(translation of statement made in French)
First of all, I too would like to thank Mr. Alain Le Roy for his presentation and to welcome the presence of Mr. Margelov in the Council.
I would like to make a few comments on various aspects of the issue that we are considering. First of all, in our view, the political process must remain the priority. In that regard, we welcome the efforts of the Chief Joint Mediator, Mr. Bassolé, and the Qatari facilitation, and we hope that the talks suspended last June will resume as quickly as possible.
The Sudanese Government and the Justice and Equality Movement must fulfil the commitments made during the signing of the declaration of intent of 17 February 2009. We hope that the talks are inclusive, and we support the efforts made by Libya with respect to other rebel movements.
We have noted the establishment by the African Union of a High-Level Panel headed by President Mbeki, and we will closely study its forthcoming conclusions.
We think that the humanitarian situation remains of concern. We welcome the efforts of United Nations to work with the Government of the Sudan to prevent the decision to expel 13 non-governmental organizations last March from having too serious consequences. However, as the report of the Secretary-General (S/2009/352) notes, the fall in the number of humanitarian workers in Darfur has harmed the quality of the aid. In the rainy season, the health situation could deteriorate very quickly. We therefore remain very concerned, and we call on the Sudanese authorities to quickly restore an environment conducive to humanitarian activities.

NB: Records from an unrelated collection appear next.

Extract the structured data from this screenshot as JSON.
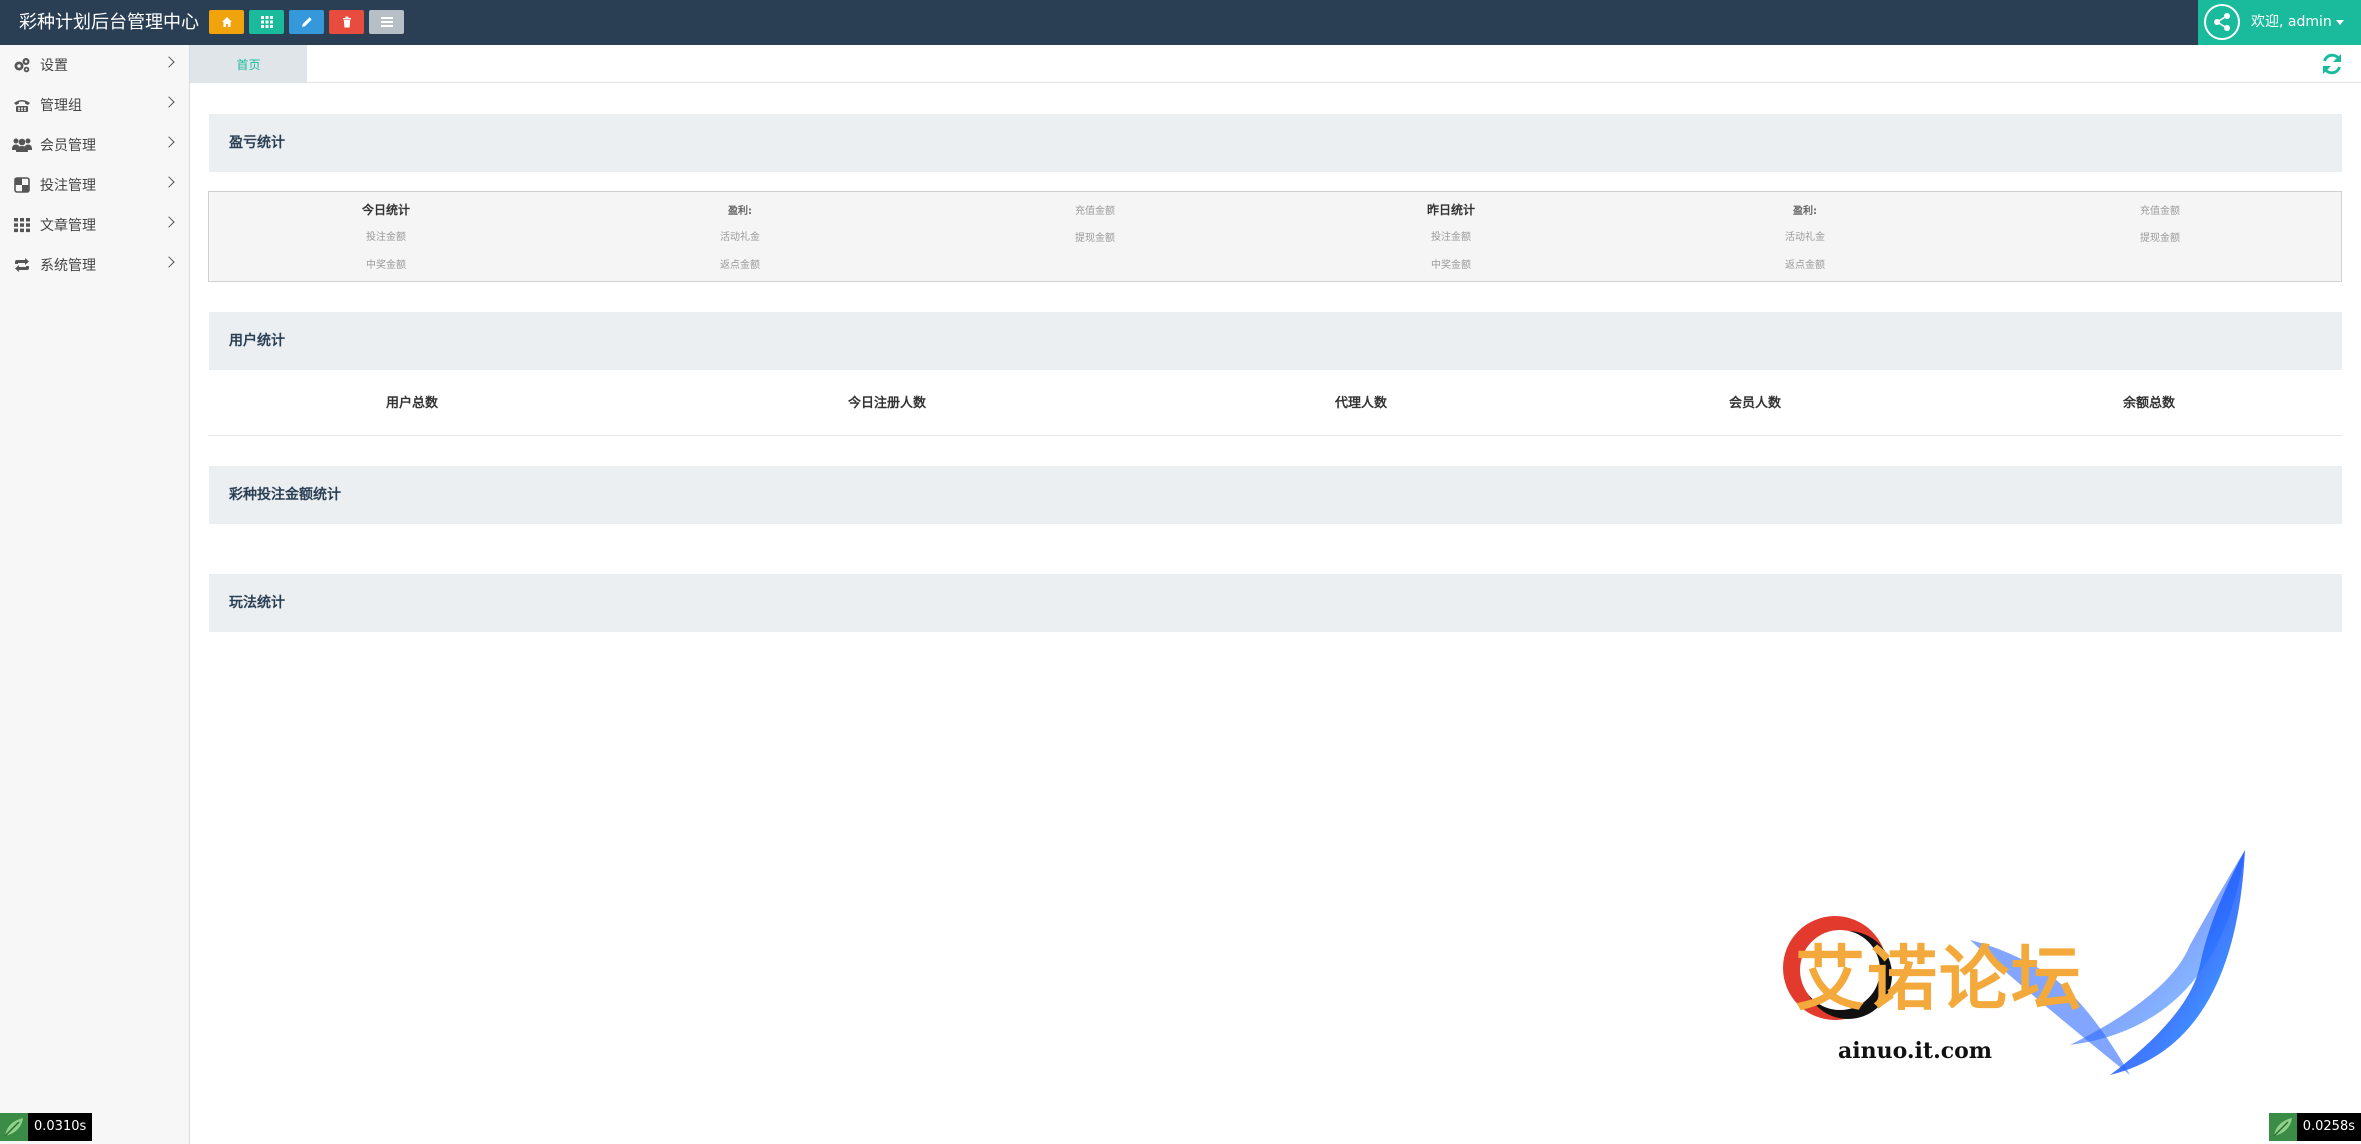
{
  "app": {
    "title": "彩种计划后台管理中心",
    "toolbar_buttons": [
      {
        "icon": "home-icon",
        "color": "#f0a30a"
      },
      {
        "icon": "grid-icon",
        "color": "#1abb9c"
      },
      {
        "icon": "pencil-icon",
        "color": "#3498db"
      },
      {
        "icon": "trash-icon",
        "color": "#e74c3c"
      },
      {
        "icon": "list-icon",
        "color": "#b6bec6"
      }
    ],
    "user": {
      "greeting": "欢迎, admin",
      "avatar_icon": "share-node-icon",
      "color": "#1abb9c"
    }
  },
  "sidebar": {
    "items": [
      {
        "label": "设置",
        "icon": "cogs-icon"
      },
      {
        "label": "管理组",
        "icon": "phone-icon"
      },
      {
        "label": "会员管理",
        "icon": "users-icon"
      },
      {
        "label": "投注管理",
        "icon": "squares-icon"
      },
      {
        "label": "文章管理",
        "icon": "grid-icon"
      },
      {
        "label": "系统管理",
        "icon": "exchange-icon"
      }
    ]
  },
  "tabs": {
    "home": "首页",
    "refresh_icon": "refresh-icon"
  },
  "profit": {
    "title": "盈亏统计",
    "today": {
      "title": "今日统计",
      "profit": "盈利:",
      "recharge": "充值金额",
      "bet": "投注金额",
      "activity": "活动礼金",
      "withdraw": "提现金额",
      "win": "中奖金额",
      "rebate": "返点金额"
    },
    "yesterday": {
      "title": "昨日统计",
      "profit": "盈利:",
      "recharge": "充值金额",
      "bet": "投注金额",
      "activity": "活动礼金",
      "withdraw": "提现金额",
      "win": "中奖金额",
      "rebate": "返点金额"
    }
  },
  "users": {
    "title": "用户统计",
    "columns": [
      "用户总数",
      "今日注册人数",
      "代理人数",
      "会员人数",
      "余额总数"
    ]
  },
  "lottery_bets": {
    "title": "彩种投注金额统计"
  },
  "plays": {
    "title": "玩法统计"
  },
  "timers": {
    "left": "0.0310s",
    "right": "0.0258s"
  },
  "watermark": {
    "name": "艾诺论坛",
    "url": "ainuo.it.com"
  }
}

Moreover, the security risks for the civilian population must not be underestimated. We are pleased that the violence has diminished since the establishment of the African Union-United Nations Hybrid Operation in Darfur (UNAMID), but it must be noted that we have moved from a situation of conflict to less intense but generalized violence. The tension in relations between Chad and the Sudan is also of great concern, and we call on those two countries to implement their commitments and to refrain from any provocation.

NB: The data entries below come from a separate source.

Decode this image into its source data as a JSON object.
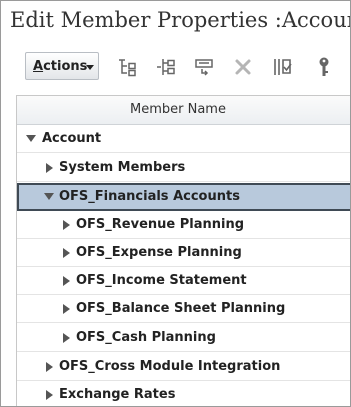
{
  "page": {
    "title": "Edit Member Properties :Account"
  },
  "toolbar": {
    "actions_label_first": "A",
    "actions_label_rest": "ctions",
    "icons": [
      "add-child-icon",
      "add-sibling-icon",
      "move-icon",
      "delete-icon",
      "validate-icon",
      "key-icon"
    ]
  },
  "grid": {
    "column_header": "Member Name",
    "rows": [
      {
        "label": "Account",
        "expanded": true,
        "level": 0
      },
      {
        "label": "System Members",
        "expanded": false,
        "level": 1
      },
      {
        "label": "OFS_Financials Accounts",
        "expanded": true,
        "level": 1,
        "selected": true
      },
      {
        "label": "OFS_Revenue Planning",
        "expanded": false,
        "level": 2
      },
      {
        "label": "OFS_Expense Planning",
        "expanded": false,
        "level": 2
      },
      {
        "label": "OFS_Income Statement",
        "expanded": false,
        "level": 2
      },
      {
        "label": "OFS_Balance Sheet Planning",
        "expanded": false,
        "level": 2
      },
      {
        "label": "OFS_Cash Planning",
        "expanded": false,
        "level": 2
      },
      {
        "label": "OFS_Cross Module Integration",
        "expanded": false,
        "level": 1
      },
      {
        "label": "Exchange Rates",
        "expanded": false,
        "level": 1
      }
    ]
  },
  "colors": {
    "selected_row": "#b8c9dc",
    "selected_border": "#3f4a55"
  }
}
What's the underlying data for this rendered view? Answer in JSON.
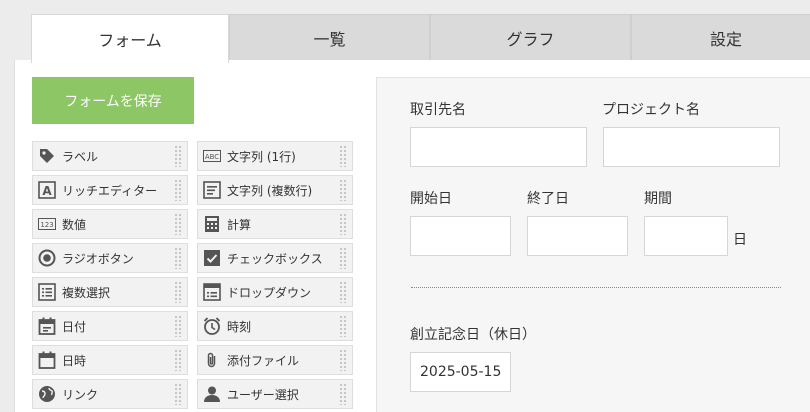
{
  "tabs": [
    {
      "label": "フォーム",
      "active": true
    },
    {
      "label": "一覧",
      "active": false
    },
    {
      "label": "グラフ",
      "active": false
    },
    {
      "label": "設定",
      "active": false
    }
  ],
  "save_button": "フォームを保存",
  "palette": [
    {
      "label": "ラベル",
      "icon": "tag-icon"
    },
    {
      "label": "文字列 (1行)",
      "icon": "abc-text-icon"
    },
    {
      "label": "リッチエディター",
      "icon": "rich-editor-icon"
    },
    {
      "label": "文字列 (複数行)",
      "icon": "multiline-text-icon"
    },
    {
      "label": "数値",
      "icon": "number-icon"
    },
    {
      "label": "計算",
      "icon": "calculator-icon"
    },
    {
      "label": "ラジオボタン",
      "icon": "radio-icon"
    },
    {
      "label": "チェックボックス",
      "icon": "checkbox-icon"
    },
    {
      "label": "複数選択",
      "icon": "multi-select-icon"
    },
    {
      "label": "ドロップダウン",
      "icon": "dropdown-icon"
    },
    {
      "label": "日付",
      "icon": "calendar-icon"
    },
    {
      "label": "時刻",
      "icon": "clock-icon"
    },
    {
      "label": "日時",
      "icon": "datetime-icon"
    },
    {
      "label": "添付ファイル",
      "icon": "paperclip-icon"
    },
    {
      "label": "リンク",
      "icon": "globe-icon"
    },
    {
      "label": "ユーザー選択",
      "icon": "user-icon"
    }
  ],
  "form": {
    "client_label": "取引先名",
    "client_value": "",
    "project_label": "プロジェクト名",
    "project_value": "",
    "start_label": "開始日",
    "start_value": "",
    "end_label": "終了日",
    "end_value": "",
    "period_label": "期間",
    "period_value": "",
    "period_unit": "日",
    "anniversary_label": "創立記念日（休日）",
    "anniversary_value": "2025-05-15"
  },
  "colors": {
    "save_button": "#8dc665",
    "tab_active": "#ffffff",
    "tab_inactive": "#dadada"
  }
}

On the deployment of UNAMID, we have noted the information given by Alain Le Roy. The Secretary-General underscores in his report the improved cooperation with the Sudanese authorities for the deployment of the operation. We welcome that, and we hope that the objective set in the report for the deployment of 92 per cent of the force by December can be achieved.

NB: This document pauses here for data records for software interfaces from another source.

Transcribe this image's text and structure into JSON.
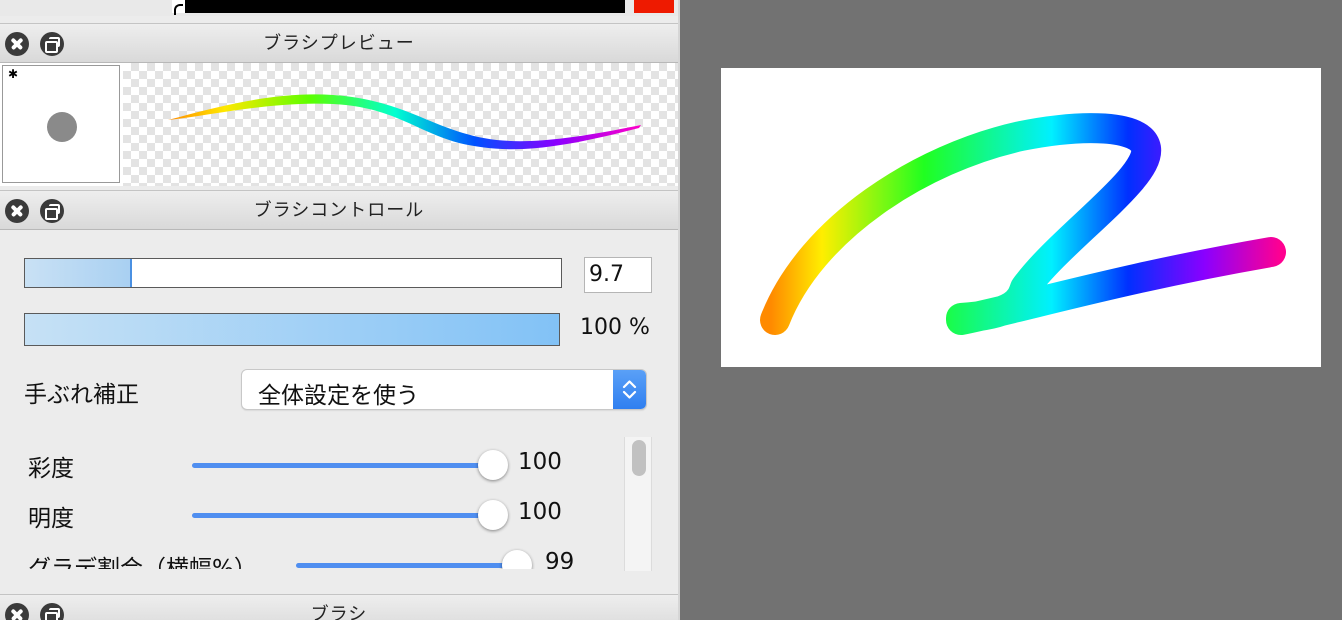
{
  "colors": {
    "slider_track": "#4f8ef0",
    "accent_select": "#2f7ff0",
    "current_color": "#ee1a00",
    "panel_bg": "#ececec",
    "workspace_bg": "#727272"
  },
  "icons": {
    "close": "close-icon",
    "float": "float-window-icon",
    "select_arrows": "chevron-updown-icon"
  },
  "panels": {
    "preview": {
      "title": "ブラシプレビュー",
      "tip_marker": "✱"
    },
    "control": {
      "title": "ブラシコントロール",
      "size": {
        "value": "9.7",
        "level": 0.2
      },
      "opacity": {
        "value_label": "100 %",
        "level": 1.0
      },
      "stabilizer": {
        "label": "手ぶれ補正",
        "selected": "全体設定を使う"
      },
      "sliders": [
        {
          "label": "彩度",
          "value": "100"
        },
        {
          "label": "明度",
          "value": "100"
        },
        {
          "label": "グラデ割合（横幅%）",
          "value": "99"
        }
      ]
    },
    "brush": {
      "title": "ブラシ"
    }
  }
}
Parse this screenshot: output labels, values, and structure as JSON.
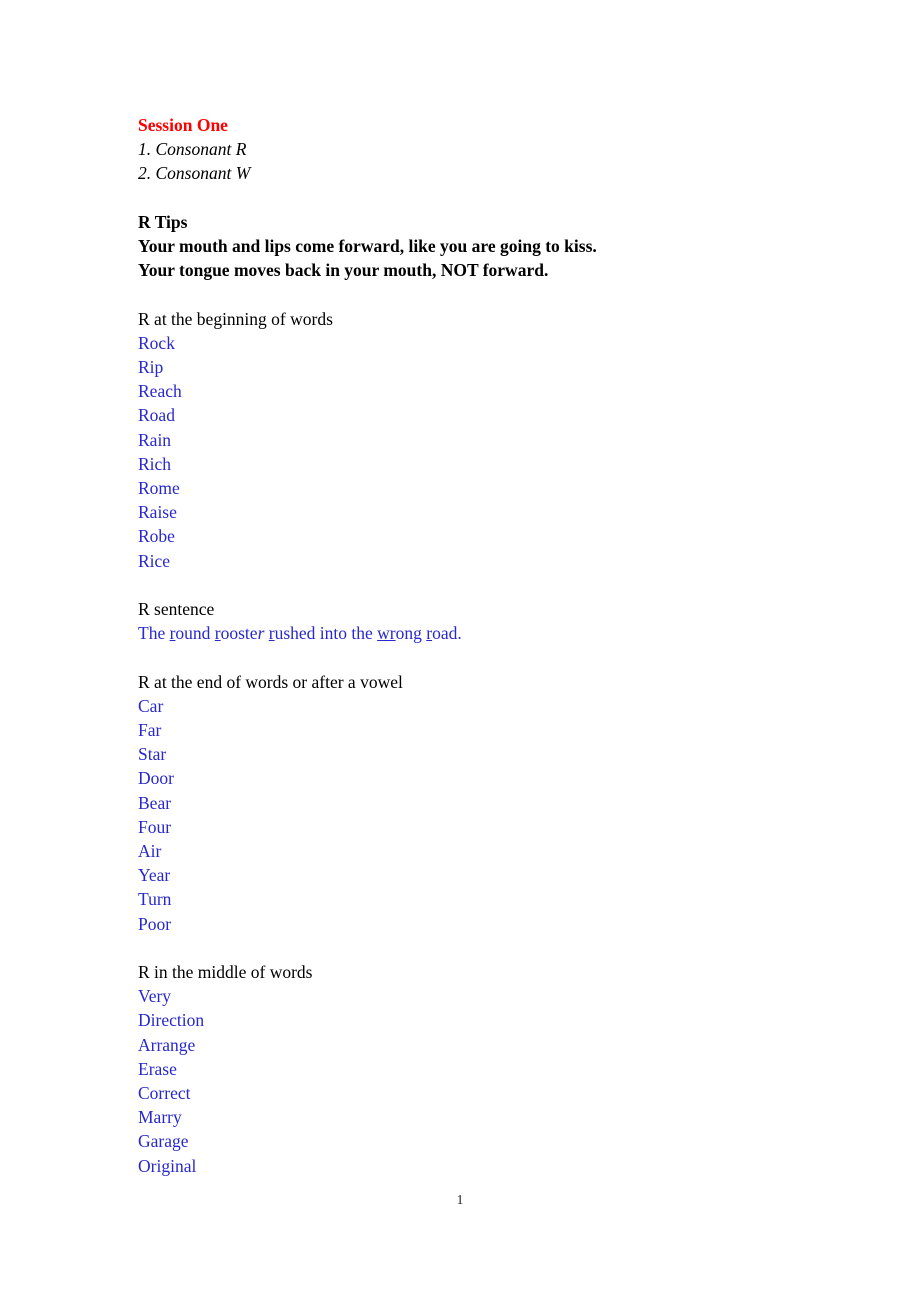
{
  "document": {
    "title": "Session One",
    "title_color": "#ff0000",
    "word_color": "#2828cc",
    "body_color": "#000000",
    "contents": [
      {
        "number": "1.",
        "text": "1. Consonant R"
      },
      {
        "number": "2.",
        "text": "2. Consonant W"
      }
    ],
    "tips": {
      "heading": "R Tips",
      "lines": [
        "Your mouth and lips come forward, like you are going to kiss.",
        "Your tongue moves back in your mouth, NOT forward."
      ]
    },
    "sections": [
      {
        "label": "R at the beginning of words",
        "words": [
          "Rock",
          "Rip",
          "Reach",
          "Road",
          "Rain",
          "Rich",
          "Rome",
          "Raise",
          "Robe",
          "Rice"
        ]
      },
      {
        "label": "R sentence",
        "sentence_plain": "The round rooster rushed into the wrong road.",
        "sentence_parts": [
          {
            "text": "The ",
            "underline": false,
            "italic": false
          },
          {
            "text": "r",
            "underline": true,
            "italic": false
          },
          {
            "text": "ound ",
            "underline": false,
            "italic": false
          },
          {
            "text": "r",
            "underline": true,
            "italic": false
          },
          {
            "text": "ooste",
            "underline": false,
            "italic": false
          },
          {
            "text": "r",
            "underline": false,
            "italic": true
          },
          {
            "text": " ",
            "underline": false,
            "italic": false
          },
          {
            "text": "r",
            "underline": true,
            "italic": false
          },
          {
            "text": "ushed into the ",
            "underline": false,
            "italic": false
          },
          {
            "text": "wr",
            "underline": true,
            "italic": false
          },
          {
            "text": "ong ",
            "underline": false,
            "italic": false
          },
          {
            "text": "r",
            "underline": true,
            "italic": false
          },
          {
            "text": "oad.",
            "underline": false,
            "italic": false
          }
        ]
      },
      {
        "label": "R at the end of words or after a vowel",
        "words": [
          "Car",
          "Far",
          "Star",
          "Door",
          "Bear",
          "Four",
          "Air",
          "Year",
          "Turn",
          "Poor"
        ]
      },
      {
        "label": "R in the middle of words",
        "words": [
          "Very",
          "Direction",
          "Arrange",
          "Erase",
          "Correct",
          "Marry",
          "Garage",
          "Original"
        ]
      }
    ],
    "page_number": "1"
  }
}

However, we note that, despite the progress brought about by the Tripartite Mechanism, the Sudanese authorities continue to pose significant obstacles. I am thinking in particular of the issue of visas already mentioned by a number of delegations, which Khartoum is slow to issue. More than 100 European personnel in particular, and others from other regions, are waiting for visas, and that situation is unacceptable.
More than ever, the population in Darfur needs a credible force that can contribute to its security. The year 2009 should see the full deployment of UNAMID and also of the United Nations Mission in the Central African Republic and Chad, which to some extent is its counterpart in the regions of Chad and the Central African Republic bordering on Darfur. We call on the Secretariat and troop-contributing countries to increase their efforts in that regard.
We are preparing to renew UNAMID’s mandate. We hope that the negotiations held under the auspices of our British colleagues will soon conclude. The discussion on UNAMID’s mandate should not be held hostage to other difficult issues, such as those of the fight against impunity and of the International Criminal Court. We believe, and everyone knows, that a lasting peace cannot be established without justice, and we note the absence of real efforts of the Sudanese authorities in that area.
In any case, differences of views on this issue should not prevent us from acting collectively and with determination on the other aspects of resolving the crisis in Darfur. We hope that UNAMID will fully carry out its mandate, in particular the tasks entrusted to it as a priority, namely, protecting civilians and providing security for humanitarian assistance.
Finally, we would conclude with a word on the implementation of the comprehensive political agreement as a follow-up to our consultations last week on the United Nations Mission in the Sudan (UNMIS). At this stage, we are very satisfied that the two parties have indicated their wish to respect the decision by the Permanent Court of Arbitration on Abyei. We hope that the follow-up to the Comprehensive Peace Agreement will continue to be implemented in this manner, in a spirit of cooperation and goodwill on both sides.